*** Material for this task

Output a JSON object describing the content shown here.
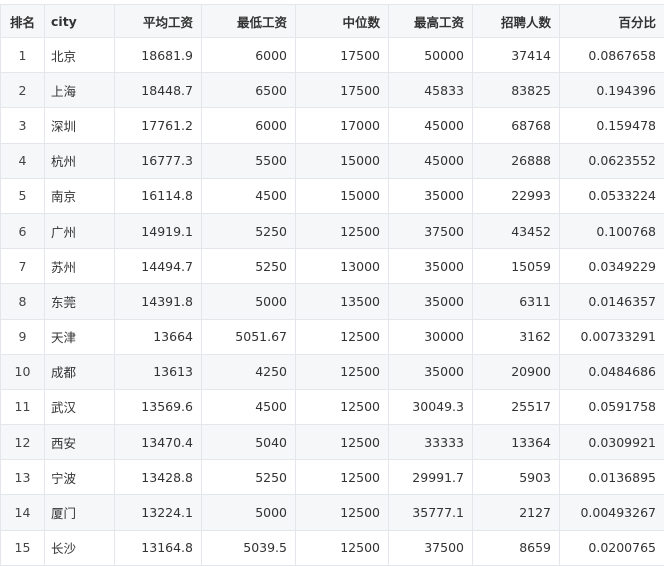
{
  "table": {
    "headers": {
      "rank": "排名",
      "city": "city",
      "avg": "平均工资",
      "min": "最低工资",
      "median": "中位数",
      "max": "最高工资",
      "hires": "招聘人数",
      "percent": "百分比"
    },
    "rows": [
      {
        "rank": "1",
        "city": "北京",
        "avg": "18681.9",
        "min": "6000",
        "median": "17500",
        "max": "50000",
        "hires": "37414",
        "percent": "0.0867658"
      },
      {
        "rank": "2",
        "city": "上海",
        "avg": "18448.7",
        "min": "6500",
        "median": "17500",
        "max": "45833",
        "hires": "83825",
        "percent": "0.194396"
      },
      {
        "rank": "3",
        "city": "深圳",
        "avg": "17761.2",
        "min": "6000",
        "median": "17000",
        "max": "45000",
        "hires": "68768",
        "percent": "0.159478"
      },
      {
        "rank": "4",
        "city": "杭州",
        "avg": "16777.3",
        "min": "5500",
        "median": "15000",
        "max": "45000",
        "hires": "26888",
        "percent": "0.0623552"
      },
      {
        "rank": "5",
        "city": "南京",
        "avg": "16114.8",
        "min": "4500",
        "median": "15000",
        "max": "35000",
        "hires": "22993",
        "percent": "0.0533224"
      },
      {
        "rank": "6",
        "city": "广州",
        "avg": "14919.1",
        "min": "5250",
        "median": "12500",
        "max": "37500",
        "hires": "43452",
        "percent": "0.100768"
      },
      {
        "rank": "7",
        "city": "苏州",
        "avg": "14494.7",
        "min": "5250",
        "median": "13000",
        "max": "35000",
        "hires": "15059",
        "percent": "0.0349229"
      },
      {
        "rank": "8",
        "city": "东莞",
        "avg": "14391.8",
        "min": "5000",
        "median": "13500",
        "max": "35000",
        "hires": "6311",
        "percent": "0.0146357"
      },
      {
        "rank": "9",
        "city": "天津",
        "avg": "13664",
        "min": "5051.67",
        "median": "12500",
        "max": "30000",
        "hires": "3162",
        "percent": "0.00733291"
      },
      {
        "rank": "10",
        "city": "成都",
        "avg": "13613",
        "min": "4250",
        "median": "12500",
        "max": "35000",
        "hires": "20900",
        "percent": "0.0484686"
      },
      {
        "rank": "11",
        "city": "武汉",
        "avg": "13569.6",
        "min": "4500",
        "median": "12500",
        "max": "30049.3",
        "hires": "25517",
        "percent": "0.0591758"
      },
      {
        "rank": "12",
        "city": "西安",
        "avg": "13470.4",
        "min": "5040",
        "median": "12500",
        "max": "33333",
        "hires": "13364",
        "percent": "0.0309921"
      },
      {
        "rank": "13",
        "city": "宁波",
        "avg": "13428.8",
        "min": "5250",
        "median": "12500",
        "max": "29991.7",
        "hires": "5903",
        "percent": "0.0136895"
      },
      {
        "rank": "14",
        "city": "厦门",
        "avg": "13224.1",
        "min": "5000",
        "median": "12500",
        "max": "35777.1",
        "hires": "2127",
        "percent": "0.00493267"
      },
      {
        "rank": "15",
        "city": "长沙",
        "avg": "13164.8",
        "min": "5039.5",
        "median": "12500",
        "max": "37500",
        "hires": "8659",
        "percent": "0.0200765"
      }
    ]
  }
}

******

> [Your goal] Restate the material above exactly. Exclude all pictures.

> [Expected answer]
Output a JSON object describing the content shown here.
{
  "table": {
    "headers": {
      "rank": "排名",
      "city": "city",
      "avg": "平均工资",
      "min": "最低工资",
      "median": "中位数",
      "max": "最高工资",
      "hires": "招聘人数",
      "percent": "百分比"
    },
    "rows": [
      {
        "rank": "1",
        "city": "北京",
        "avg": "18681.9",
        "min": "6000",
        "median": "17500",
        "max": "50000",
        "hires": "37414",
        "percent": "0.0867658"
      },
      {
        "rank": "2",
        "city": "上海",
        "avg": "18448.7",
        "min": "6500",
        "median": "17500",
        "max": "45833",
        "hires": "83825",
        "percent": "0.194396"
      },
      {
        "rank": "3",
        "city": "深圳",
        "avg": "17761.2",
        "min": "6000",
        "median": "17000",
        "max": "45000",
        "hires": "68768",
        "percent": "0.159478"
      },
      {
        "rank": "4",
        "city": "杭州",
        "avg": "16777.3",
        "min": "5500",
        "median": "15000",
        "max": "45000",
        "hires": "26888",
        "percent": "0.0623552"
      },
      {
        "rank": "5",
        "city": "南京",
        "avg": "16114.8",
        "min": "4500",
        "median": "15000",
        "max": "35000",
        "hires": "22993",
        "percent": "0.0533224"
      },
      {
        "rank": "6",
        "city": "广州",
        "avg": "14919.1",
        "min": "5250",
        "median": "12500",
        "max": "37500",
        "hires": "43452",
        "percent": "0.100768"
      },
      {
        "rank": "7",
        "city": "苏州",
        "avg": "14494.7",
        "min": "5250",
        "median": "13000",
        "max": "35000",
        "hires": "15059",
        "percent": "0.0349229"
      },
      {
        "rank": "8",
        "city": "东莞",
        "avg": "14391.8",
        "min": "5000",
        "median": "13500",
        "max": "35000",
        "hires": "6311",
        "percent": "0.0146357"
      },
      {
        "rank": "9",
        "city": "天津",
        "avg": "13664",
        "min": "5051.67",
        "median": "12500",
        "max": "30000",
        "hires": "3162",
        "percent": "0.00733291"
      },
      {
        "rank": "10",
        "city": "成都",
        "avg": "13613",
        "min": "4250",
        "median": "12500",
        "max": "35000",
        "hires": "20900",
        "percent": "0.0484686"
      },
      {
        "rank": "11",
        "city": "武汉",
        "avg": "13569.6",
        "min": "4500",
        "median": "12500",
        "max": "30049.3",
        "hires": "25517",
        "percent": "0.0591758"
      },
      {
        "rank": "12",
        "city": "西安",
        "avg": "13470.4",
        "min": "5040",
        "median": "12500",
        "max": "33333",
        "hires": "13364",
        "percent": "0.0309921"
      },
      {
        "rank": "13",
        "city": "宁波",
        "avg": "13428.8",
        "min": "5250",
        "median": "12500",
        "max": "29991.7",
        "hires": "5903",
        "percent": "0.0136895"
      },
      {
        "rank": "14",
        "city": "厦门",
        "avg": "13224.1",
        "min": "5000",
        "median": "12500",
        "max": "35777.1",
        "hires": "2127",
        "percent": "0.00493267"
      },
      {
        "rank": "15",
        "city": "长沙",
        "avg": "13164.8",
        "min": "5039.5",
        "median": "12500",
        "max": "37500",
        "hires": "8659",
        "percent": "0.0200765"
      }
    ]
  }
}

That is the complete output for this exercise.